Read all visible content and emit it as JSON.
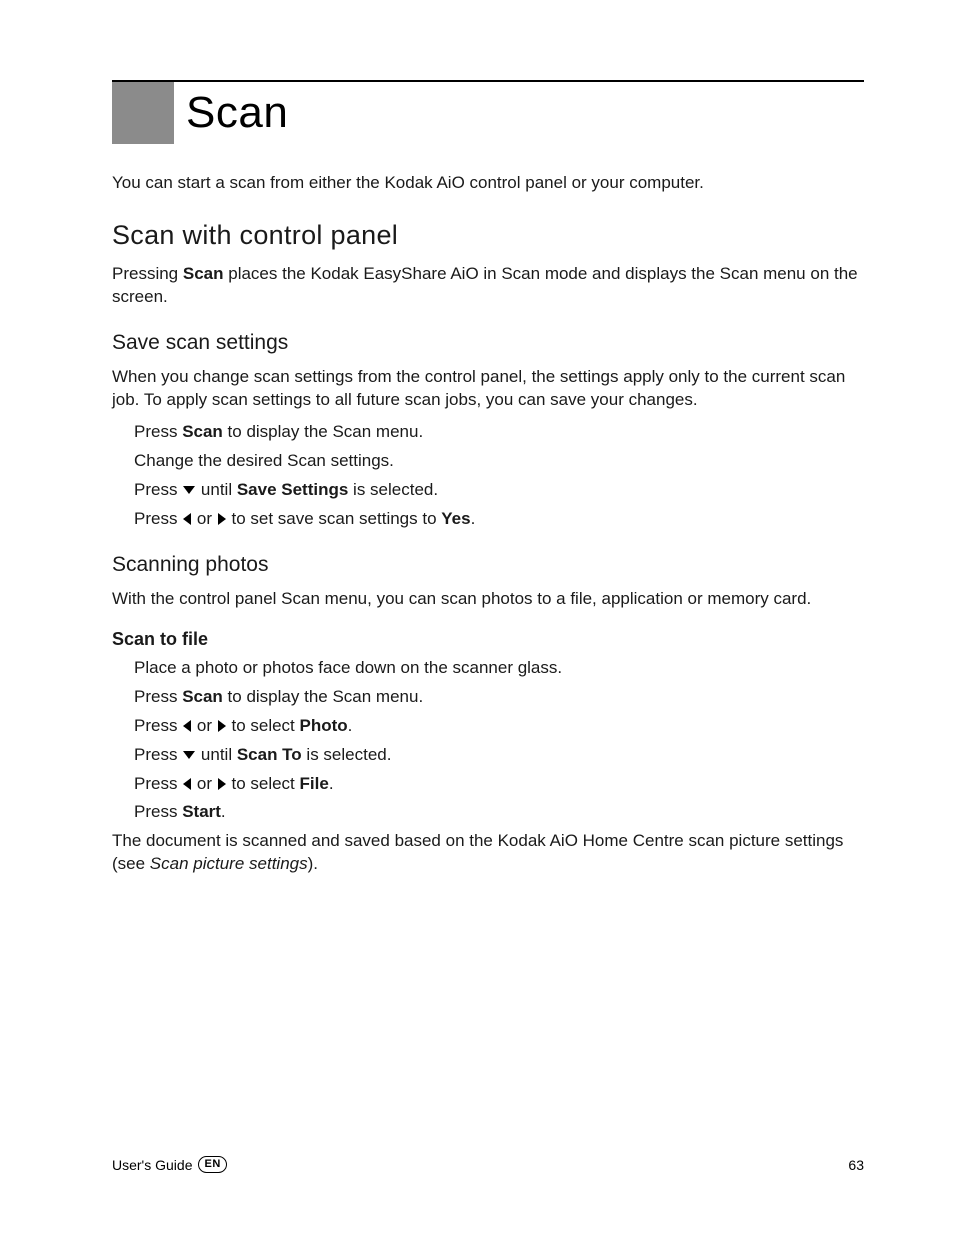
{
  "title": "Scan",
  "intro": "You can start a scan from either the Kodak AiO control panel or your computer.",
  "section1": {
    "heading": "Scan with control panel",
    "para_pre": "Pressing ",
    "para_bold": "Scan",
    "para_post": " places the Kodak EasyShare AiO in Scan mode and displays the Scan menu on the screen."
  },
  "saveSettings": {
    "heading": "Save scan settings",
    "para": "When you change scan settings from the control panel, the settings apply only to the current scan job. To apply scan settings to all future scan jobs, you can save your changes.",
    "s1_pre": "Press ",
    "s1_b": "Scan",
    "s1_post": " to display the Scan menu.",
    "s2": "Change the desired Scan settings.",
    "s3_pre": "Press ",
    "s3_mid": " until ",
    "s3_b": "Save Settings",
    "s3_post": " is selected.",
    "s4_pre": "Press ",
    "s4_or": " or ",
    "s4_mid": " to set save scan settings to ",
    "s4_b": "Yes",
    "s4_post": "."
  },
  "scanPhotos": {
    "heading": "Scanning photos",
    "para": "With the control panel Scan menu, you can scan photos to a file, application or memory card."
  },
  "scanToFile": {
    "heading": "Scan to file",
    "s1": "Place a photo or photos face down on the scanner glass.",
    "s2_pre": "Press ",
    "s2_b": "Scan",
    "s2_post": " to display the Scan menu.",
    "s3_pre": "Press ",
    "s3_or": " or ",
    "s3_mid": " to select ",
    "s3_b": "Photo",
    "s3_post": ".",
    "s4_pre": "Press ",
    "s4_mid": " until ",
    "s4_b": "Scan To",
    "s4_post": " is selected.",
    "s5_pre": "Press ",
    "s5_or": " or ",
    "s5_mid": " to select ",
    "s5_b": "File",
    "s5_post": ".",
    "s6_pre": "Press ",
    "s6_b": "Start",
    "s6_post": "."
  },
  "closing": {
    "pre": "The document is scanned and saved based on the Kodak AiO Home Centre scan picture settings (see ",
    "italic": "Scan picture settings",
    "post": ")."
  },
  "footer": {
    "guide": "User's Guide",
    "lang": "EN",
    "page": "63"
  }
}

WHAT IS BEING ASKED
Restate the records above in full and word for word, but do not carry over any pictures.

RESULT
Read all visible content and emit it as JSON.
{
  "title": "Scan",
  "intro": "You can start a scan from either the Kodak AiO control panel or your computer.",
  "section1": {
    "heading": "Scan with control panel",
    "para_pre": "Pressing ",
    "para_bold": "Scan",
    "para_post": " places the Kodak EasyShare AiO in Scan mode and displays the Scan menu on the screen."
  },
  "saveSettings": {
    "heading": "Save scan settings",
    "para": "When you change scan settings from the control panel, the settings apply only to the current scan job. To apply scan settings to all future scan jobs, you can save your changes.",
    "s1_pre": "Press ",
    "s1_b": "Scan",
    "s1_post": " to display the Scan menu.",
    "s2": "Change the desired Scan settings.",
    "s3_pre": "Press ",
    "s3_mid": " until ",
    "s3_b": "Save Settings",
    "s3_post": " is selected.",
    "s4_pre": "Press ",
    "s4_or": " or ",
    "s4_mid": " to set save scan settings to ",
    "s4_b": "Yes",
    "s4_post": "."
  },
  "scanPhotos": {
    "heading": "Scanning photos",
    "para": "With the control panel Scan menu, you can scan photos to a file, application or memory card."
  },
  "scanToFile": {
    "heading": "Scan to file",
    "s1": "Place a photo or photos face down on the scanner glass.",
    "s2_pre": "Press ",
    "s2_b": "Scan",
    "s2_post": " to display the Scan menu.",
    "s3_pre": "Press ",
    "s3_or": " or ",
    "s3_mid": " to select ",
    "s3_b": "Photo",
    "s3_post": ".",
    "s4_pre": "Press ",
    "s4_mid": " until ",
    "s4_b": "Scan To",
    "s4_post": " is selected.",
    "s5_pre": "Press ",
    "s5_or": " or ",
    "s5_mid": " to select ",
    "s5_b": "File",
    "s5_post": ".",
    "s6_pre": "Press ",
    "s6_b": "Start",
    "s6_post": "."
  },
  "closing": {
    "pre": "The document is scanned and saved based on the Kodak AiO Home Centre scan picture settings (see ",
    "italic": "Scan picture settings",
    "post": ")."
  },
  "footer": {
    "guide": "User's Guide",
    "lang": "EN",
    "page": "63"
  }
}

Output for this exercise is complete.